A whistleblowing platform must be set up technically and organizationally in such a way that the privacy of the whistleblowers is guaranteed. We recommend documenting these technical and organizational measures (so-called TOM). In order to fulfil the security of processing (Art. 7 FADP; Art. 32 GDPR), suitable technical and organizational measures must be taken. This applies in particular because of the assured confidentiality and for the deletion obligation. In the case of internal data processing, it is recommended that the whistleblowing hotline is not organized and operated within the HR department. In this regard, the reporting process should be strategically planned and the process requirements would need to be communicated internally. To ensure that unauthorized persons cannot use data processing systems, in addition to an authorization concept and a password policy, encryption procedures are also advisable in view of the sensitivity of the data. Measures also include logging of data entries and deletion routines.

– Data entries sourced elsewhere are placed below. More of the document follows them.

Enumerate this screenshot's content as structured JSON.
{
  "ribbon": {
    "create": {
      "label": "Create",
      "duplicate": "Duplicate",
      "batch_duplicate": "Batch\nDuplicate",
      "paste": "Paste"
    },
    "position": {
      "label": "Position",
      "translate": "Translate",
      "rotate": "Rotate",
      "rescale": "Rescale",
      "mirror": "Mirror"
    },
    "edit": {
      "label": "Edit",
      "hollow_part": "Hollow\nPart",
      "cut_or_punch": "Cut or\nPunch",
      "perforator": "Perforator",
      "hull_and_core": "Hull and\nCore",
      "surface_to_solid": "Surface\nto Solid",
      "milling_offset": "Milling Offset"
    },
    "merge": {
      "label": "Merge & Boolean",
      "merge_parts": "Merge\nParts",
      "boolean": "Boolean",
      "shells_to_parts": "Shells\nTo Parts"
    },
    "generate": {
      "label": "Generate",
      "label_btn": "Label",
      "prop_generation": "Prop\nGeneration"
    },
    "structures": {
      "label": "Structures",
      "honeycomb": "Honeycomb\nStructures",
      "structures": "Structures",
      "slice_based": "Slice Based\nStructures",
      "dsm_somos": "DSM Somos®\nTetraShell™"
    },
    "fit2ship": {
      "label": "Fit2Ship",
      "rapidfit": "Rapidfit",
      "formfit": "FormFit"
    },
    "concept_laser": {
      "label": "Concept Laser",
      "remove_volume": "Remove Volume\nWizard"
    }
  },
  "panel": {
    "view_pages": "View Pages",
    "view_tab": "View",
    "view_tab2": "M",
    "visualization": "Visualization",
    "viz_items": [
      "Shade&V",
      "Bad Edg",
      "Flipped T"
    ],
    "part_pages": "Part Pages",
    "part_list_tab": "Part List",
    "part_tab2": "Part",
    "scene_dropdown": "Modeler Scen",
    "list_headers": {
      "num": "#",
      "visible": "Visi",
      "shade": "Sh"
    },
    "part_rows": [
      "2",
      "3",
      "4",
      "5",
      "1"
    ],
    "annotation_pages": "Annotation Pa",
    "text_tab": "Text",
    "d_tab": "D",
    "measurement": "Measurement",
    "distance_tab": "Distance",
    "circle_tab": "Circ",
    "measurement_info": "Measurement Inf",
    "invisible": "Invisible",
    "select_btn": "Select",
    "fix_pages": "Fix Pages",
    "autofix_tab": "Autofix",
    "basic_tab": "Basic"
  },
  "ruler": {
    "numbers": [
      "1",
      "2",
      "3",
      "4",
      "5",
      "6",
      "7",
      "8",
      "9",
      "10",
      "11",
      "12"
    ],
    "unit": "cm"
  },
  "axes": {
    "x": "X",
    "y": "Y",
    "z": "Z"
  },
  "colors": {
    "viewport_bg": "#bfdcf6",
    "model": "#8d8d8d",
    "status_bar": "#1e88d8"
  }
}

4. External Provider

Many companies rely on external providers who provide the corresponding tools or platforms - on premise or in the cloud (SaaS). These providers should be carefully selected and have TOMs and certifications (e.g. ISO 270001).

A commissioned data processing agreement must be concluded with the external providers in accordance with Art. 10a FADP (applicable Swiss law) or Art. 28 GDPR.

5. Data protection impact assessment

In the EU, the introduction of a whistleblowing platform requires a data protection impact assessment (Art. 35 GDPR) with a prior check by the data protection officer. In general, it is advisable to involve the data protection officer in the planning process from the beginning so that a system is created that promises appropriate legal certainty. Later involvement is of course also possible, but it may then be necessary to make significant adjustments with the corresponding costs.

6. External data protection officer

The processing of whistleblowing cases is associated with delicate discretionary decisions under data protection law (e.g. in the case of requests for information, deletion, disclosure to third parties). If the necessary know-how is not in-house, it is possible to hire an external data protection officer or, alternatively, to engage an experienced consultant who can support the company specifically with his expertise.